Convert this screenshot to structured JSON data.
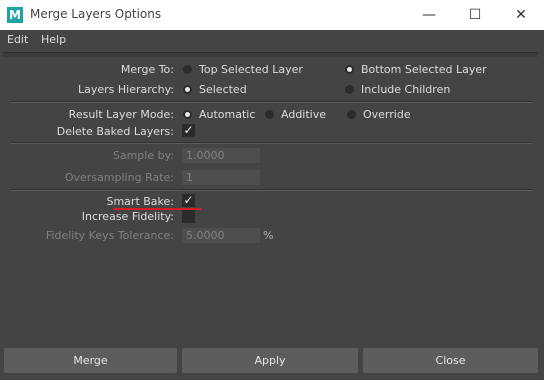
{
  "window": {
    "title": "Merge Layers Options",
    "app_logo": "M",
    "minimize_glyph": "—",
    "maximize_glyph": "☐",
    "close_glyph": "✕"
  },
  "menu": {
    "items": [
      "Edit",
      "Help"
    ]
  },
  "form": {
    "merge_to": {
      "label": "Merge To:",
      "options": [
        "Top Selected Layer",
        "Bottom Selected Layer"
      ],
      "selected": "Bottom Selected Layer"
    },
    "layers_hierarchy": {
      "label": "Layers Hierarchy:",
      "options": [
        "Selected",
        "Include Children"
      ],
      "selected": "Selected"
    },
    "result_layer_mode": {
      "label": "Result Layer Mode:",
      "options": [
        "Automatic",
        "Additive",
        "Override"
      ],
      "selected": "Automatic"
    },
    "delete_baked_layers": {
      "label": "Delete Baked Layers:",
      "checked": true
    },
    "sample_by": {
      "label": "Sample by:",
      "value": "1.0000",
      "enabled": false
    },
    "oversampling_rate": {
      "label": "Oversampling Rate:",
      "value": "1",
      "enabled": false
    },
    "smart_bake": {
      "label": "Smart Bake:",
      "checked": true
    },
    "increase_fidelity": {
      "label": "Increase Fidelity:",
      "checked": false
    },
    "fidelity_keys_tolerance": {
      "label": "Fidelity Keys Tolerance:",
      "value": "5.0000",
      "unit": "%",
      "enabled": false
    }
  },
  "buttons": {
    "merge": "Merge",
    "apply": "Apply",
    "close": "Close"
  },
  "colors": {
    "background": "#444444",
    "annotation_underline": "#d61f1f",
    "logo": "#1fa2a6"
  },
  "check_glyph": "✓"
}
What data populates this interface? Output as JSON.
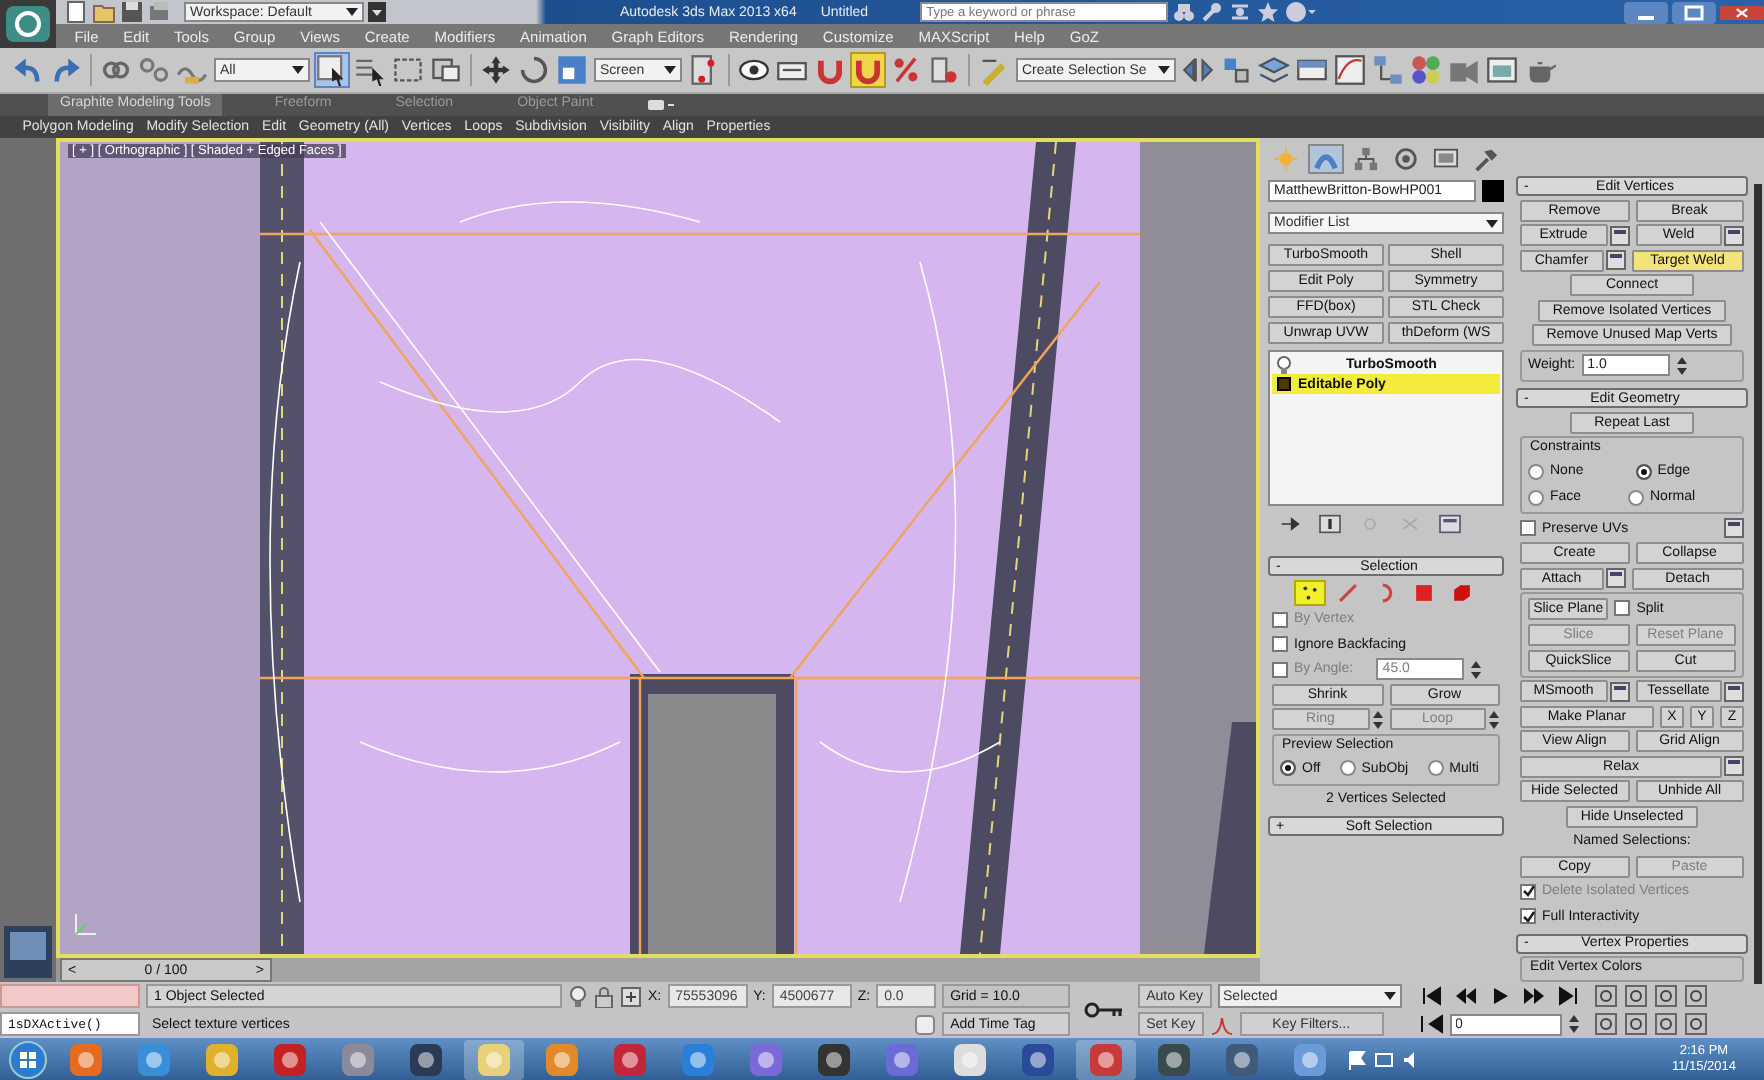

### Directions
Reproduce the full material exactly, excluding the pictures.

### Completed task
Convert this screenshot to structured JSON data.
{
  "window": {
    "title": "Merge Layers Options",
    "app_logo": "M",
    "minimize_glyph": "—",
    "maximize_glyph": "☐",
    "close_glyph": "✕"
  },
  "menu": {
    "items": [
      "Edit",
      "Help"
    ]
  },
  "form": {
    "merge_to": {
      "label": "Merge To:",
      "options": [
        "Top Selected Layer",
        "Bottom Selected Layer"
      ],
      "selected": "Bottom Selected Layer"
    },
    "layers_hierarchy": {
      "label": "Layers Hierarchy:",
      "options": [
        "Selected",
        "Include Children"
      ],
      "selected": "Selected"
    },
    "result_layer_mode": {
      "label": "Result Layer Mode:",
      "options": [
        "Automatic",
        "Additive",
        "Override"
      ],
      "selected": "Automatic"
    },
    "delete_baked_layers": {
      "label": "Delete Baked Layers:",
      "checked": true
    },
    "sample_by": {
      "label": "Sample by:",
      "value": "1.0000",
      "enabled": false
    },
    "oversampling_rate": {
      "label": "Oversampling Rate:",
      "value": "1",
      "enabled": false
    },
    "smart_bake": {
      "label": "Smart Bake:",
      "checked": true
    },
    "increase_fidelity": {
      "label": "Increase Fidelity:",
      "checked": false
    },
    "fidelity_keys_tolerance": {
      "label": "Fidelity Keys Tolerance:",
      "value": "5.0000",
      "unit": "%",
      "enabled": false
    }
  },
  "buttons": {
    "merge": "Merge",
    "apply": "Apply",
    "close": "Close"
  },
  "colors": {
    "background": "#444444",
    "annotation_underline": "#d61f1f",
    "logo": "#1fa2a6"
  },
  "check_glyph": "✓"
}
What data populates this interface? Output as JSON.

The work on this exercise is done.